# [Task brief]
The records below need copying. Match each line exactly.

[Records from a collection]
*** Begin section ***

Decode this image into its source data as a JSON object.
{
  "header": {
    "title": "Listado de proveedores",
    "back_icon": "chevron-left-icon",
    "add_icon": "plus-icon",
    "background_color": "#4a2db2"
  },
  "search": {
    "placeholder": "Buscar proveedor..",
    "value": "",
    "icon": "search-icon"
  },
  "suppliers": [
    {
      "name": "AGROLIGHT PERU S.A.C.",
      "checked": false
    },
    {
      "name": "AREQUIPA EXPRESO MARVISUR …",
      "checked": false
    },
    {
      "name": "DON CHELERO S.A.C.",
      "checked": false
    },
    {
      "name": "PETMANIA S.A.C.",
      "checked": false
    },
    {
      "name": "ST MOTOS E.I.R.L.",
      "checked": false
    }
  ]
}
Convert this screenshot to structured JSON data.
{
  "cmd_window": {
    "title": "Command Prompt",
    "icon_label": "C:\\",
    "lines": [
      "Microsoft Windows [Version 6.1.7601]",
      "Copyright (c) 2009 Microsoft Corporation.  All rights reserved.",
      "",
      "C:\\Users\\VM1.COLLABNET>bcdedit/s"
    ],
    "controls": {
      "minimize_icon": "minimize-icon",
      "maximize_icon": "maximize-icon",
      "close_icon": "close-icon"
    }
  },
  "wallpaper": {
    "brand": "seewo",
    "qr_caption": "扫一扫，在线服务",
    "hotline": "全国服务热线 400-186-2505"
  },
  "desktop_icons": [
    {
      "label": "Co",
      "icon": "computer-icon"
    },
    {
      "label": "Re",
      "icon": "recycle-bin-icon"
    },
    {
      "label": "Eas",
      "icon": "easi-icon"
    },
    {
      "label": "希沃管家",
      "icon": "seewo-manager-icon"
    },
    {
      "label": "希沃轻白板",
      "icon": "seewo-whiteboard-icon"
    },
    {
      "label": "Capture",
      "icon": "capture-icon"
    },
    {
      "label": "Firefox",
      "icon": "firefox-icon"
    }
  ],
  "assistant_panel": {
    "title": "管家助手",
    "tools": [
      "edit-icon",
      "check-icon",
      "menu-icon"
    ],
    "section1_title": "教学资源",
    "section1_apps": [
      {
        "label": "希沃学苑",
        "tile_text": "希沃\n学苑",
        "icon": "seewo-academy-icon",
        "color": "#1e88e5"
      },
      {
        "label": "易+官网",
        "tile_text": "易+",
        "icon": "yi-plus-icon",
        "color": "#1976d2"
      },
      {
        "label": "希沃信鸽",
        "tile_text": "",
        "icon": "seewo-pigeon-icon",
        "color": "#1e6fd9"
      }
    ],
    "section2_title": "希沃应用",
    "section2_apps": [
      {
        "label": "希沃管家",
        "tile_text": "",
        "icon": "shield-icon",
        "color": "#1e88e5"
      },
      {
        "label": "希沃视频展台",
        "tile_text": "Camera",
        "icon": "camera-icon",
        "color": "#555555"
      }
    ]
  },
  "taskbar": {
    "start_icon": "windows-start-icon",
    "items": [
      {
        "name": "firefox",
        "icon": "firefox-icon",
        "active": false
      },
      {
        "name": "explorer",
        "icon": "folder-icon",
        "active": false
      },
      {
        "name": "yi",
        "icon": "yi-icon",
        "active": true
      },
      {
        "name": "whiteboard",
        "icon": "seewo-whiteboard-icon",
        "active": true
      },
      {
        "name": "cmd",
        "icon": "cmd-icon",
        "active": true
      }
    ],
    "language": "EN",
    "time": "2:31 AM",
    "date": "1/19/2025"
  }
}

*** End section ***

# [Result for this task]
Decode this image into its source data as a JSON object.
{
  "header": {
    "title": "Listado de proveedores",
    "back_icon": "chevron-left-icon",
    "add_icon": "plus-icon",
    "background_color": "#4a2db2"
  },
  "search": {
    "placeholder": "Buscar proveedor..",
    "value": "",
    "icon": "search-icon"
  },
  "suppliers": [
    {
      "name": "AGROLIGHT PERU S.A.C.",
      "checked": false
    },
    {
      "name": "AREQUIPA EXPRESO MARVISUR …",
      "checked": false
    },
    {
      "name": "DON CHELERO S.A.C.",
      "checked": false
    },
    {
      "name": "PETMANIA S.A.C.",
      "checked": false
    },
    {
      "name": "ST MOTOS E.I.R.L.",
      "checked": false
    }
  ]
}
Convert this screenshot to structured JSON data.
{
  "cmd_window": {
    "title": "Command Prompt",
    "icon_label": "C:\\",
    "lines": [
      "Microsoft Windows [Version 6.1.7601]",
      "Copyright (c) 2009 Microsoft Corporation.  All rights reserved.",
      "",
      "C:\\Users\\VM1.COLLABNET>bcdedit/s"
    ],
    "controls": {
      "minimize_icon": "minimize-icon",
      "maximize_icon": "maximize-icon",
      "close_icon": "close-icon"
    }
  },
  "wallpaper": {
    "brand": "seewo",
    "qr_caption": "扫一扫，在线服务",
    "hotline": "全国服务热线 400-186-2505"
  },
  "desktop_icons": [
    {
      "label": "Co",
      "icon": "computer-icon"
    },
    {
      "label": "Re",
      "icon": "recycle-bin-icon"
    },
    {
      "label": "Eas",
      "icon": "easi-icon"
    },
    {
      "label": "希沃管家",
      "icon": "seewo-manager-icon"
    },
    {
      "label": "希沃轻白板",
      "icon": "seewo-whiteboard-icon"
    },
    {
      "label": "Capture",
      "icon": "capture-icon"
    },
    {
      "label": "Firefox",
      "icon": "firefox-icon"
    }
  ],
  "assistant_panel": {
    "title": "管家助手",
    "tools": [
      "edit-icon",
      "check-icon",
      "menu-icon"
    ],
    "section1_title": "教学资源",
    "section1_apps": [
      {
        "label": "希沃学苑",
        "tile_text": "希沃\n学苑",
        "icon": "seewo-academy-icon",
        "color": "#1e88e5"
      },
      {
        "label": "易+官网",
        "tile_text": "易+",
        "icon": "yi-plus-icon",
        "color": "#1976d2"
      },
      {
        "label": "希沃信鸽",
        "tile_text": "",
        "icon": "seewo-pigeon-icon",
        "color": "#1e6fd9"
      }
    ],
    "section2_title": "希沃应用",
    "section2_apps": [
      {
        "label": "希沃管家",
        "tile_text": "",
        "icon": "shield-icon",
        "color": "#1e88e5"
      },
      {
        "label": "希沃视频展台",
        "tile_text": "Camera",
        "icon": "camera-icon",
        "color": "#555555"
      }
    ]
  },
  "taskbar": {
    "start_icon": "windows-start-icon",
    "items": [
      {
        "name": "firefox",
        "icon": "firefox-icon",
        "active": false
      },
      {
        "name": "explorer",
        "icon": "folder-icon",
        "active": false
      },
      {
        "name": "yi",
        "icon": "yi-icon",
        "active": true
      },
      {
        "name": "whiteboard",
        "icon": "seewo-whiteboard-icon",
        "active": true
      },
      {
        "name": "cmd",
        "icon": "cmd-icon",
        "active": true
      }
    ],
    "language": "EN",
    "time": "2:31 AM",
    "date": "1/19/2025"
  }
}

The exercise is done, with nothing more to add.